> Goal of the exercise
Please copy each line below that contains the word "title".

╭─ Source data

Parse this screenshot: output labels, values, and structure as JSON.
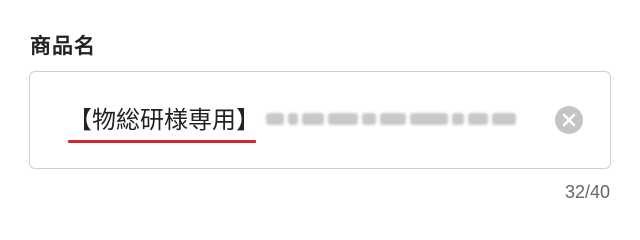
{
  "form": {
    "product_name_label": "商品名",
    "product_name_value_visible": "【物総研様専用】",
    "char_count": "32/40"
  },
  "icons": {
    "clear": "close-circle-icon"
  },
  "colors": {
    "underline_accent": "#d9232d",
    "input_border": "#cfcfcf",
    "clear_icon_bg": "#c4c4c4",
    "counter_text": "#666666"
  }
}
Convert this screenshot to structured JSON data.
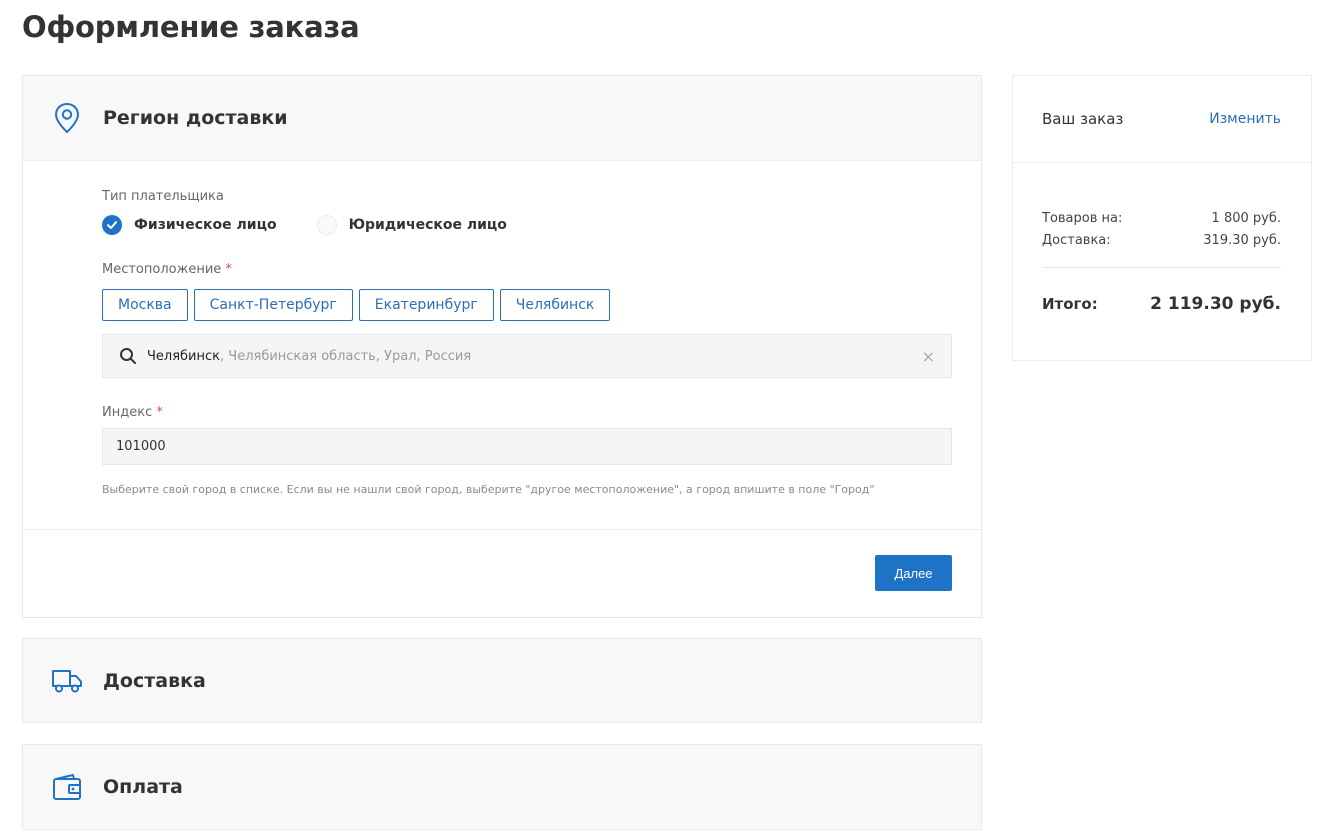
{
  "page": {
    "title": "Оформление заказа"
  },
  "colors": {
    "accent": "#1f73c7",
    "link": "#2e6eb3",
    "required": "#d9534f"
  },
  "region": {
    "title": "Регион доставки",
    "icon": "map-pin-icon",
    "payer_label": "Тип плательщика",
    "payer_options": [
      {
        "label": "Физическое лицо",
        "checked": true
      },
      {
        "label": "Юридическое лицо",
        "checked": false
      }
    ],
    "location_label": "Местоположение",
    "required_mark": "*",
    "cities": [
      "Москва",
      "Санкт-Петербург",
      "Екатеринбург",
      "Челябинск"
    ],
    "search": {
      "city": "Челябинск",
      "rest": ", Челябинская область, Урал, Россия",
      "clear": "×"
    },
    "index_label": "Индекс",
    "index_value": "101000",
    "hint": "Выберите свой город в списке. Если вы не нашли свой город, выберите \"другое местоположение\", а город впишите в поле \"Город\"",
    "next_button": "Далее"
  },
  "delivery": {
    "title": "Доставка",
    "icon": "truck-icon"
  },
  "payment": {
    "title": "Оплата",
    "icon": "wallet-icon"
  },
  "summary": {
    "title": "Ваш заказ",
    "edit": "Изменить",
    "goods_label": "Товаров на:",
    "goods_value": "1 800 руб.",
    "delivery_label": "Доставка:",
    "delivery_value": "319.30 руб.",
    "total_label": "Итого:",
    "total_value": "2 119.30 руб."
  }
}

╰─

> Answer below
    "title": "Оформление заказа"
    "title": "Регион доставки",
    "title": "Доставка",
    "title": "Оплата",
    "title": "Ваш заказ",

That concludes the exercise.